(Stored records)
▬▬▬▬▬▬▬▬▬▬
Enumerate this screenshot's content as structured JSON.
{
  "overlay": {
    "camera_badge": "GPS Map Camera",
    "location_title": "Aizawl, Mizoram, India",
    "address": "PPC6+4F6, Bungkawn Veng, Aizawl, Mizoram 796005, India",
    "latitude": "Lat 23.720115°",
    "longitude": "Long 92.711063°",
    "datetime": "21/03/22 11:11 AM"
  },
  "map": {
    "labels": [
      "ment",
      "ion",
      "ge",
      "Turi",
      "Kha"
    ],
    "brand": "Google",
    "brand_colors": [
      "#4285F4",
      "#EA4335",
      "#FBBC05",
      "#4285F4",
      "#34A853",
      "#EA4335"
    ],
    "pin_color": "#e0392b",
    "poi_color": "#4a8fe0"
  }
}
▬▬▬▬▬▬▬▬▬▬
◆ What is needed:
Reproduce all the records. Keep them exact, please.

◆ Task solution:
Enumerate this screenshot's content as structured JSON.
{
  "overlay": {
    "camera_badge": "GPS Map Camera",
    "location_title": "Aizawl, Mizoram, India",
    "address": "PPC6+4F6, Bungkawn Veng, Aizawl, Mizoram 796005, India",
    "latitude": "Lat 23.720115°",
    "longitude": "Long 92.711063°",
    "datetime": "21/03/22 11:11 AM"
  },
  "map": {
    "labels": [
      "ment",
      "ion",
      "ge",
      "Turi",
      "Kha"
    ],
    "brand": "Google",
    "brand_colors": [
      "#4285F4",
      "#EA4335",
      "#FBBC05",
      "#4285F4",
      "#34A853",
      "#EA4335"
    ],
    "pin_color": "#e0392b",
    "poi_color": "#4a8fe0"
  }
}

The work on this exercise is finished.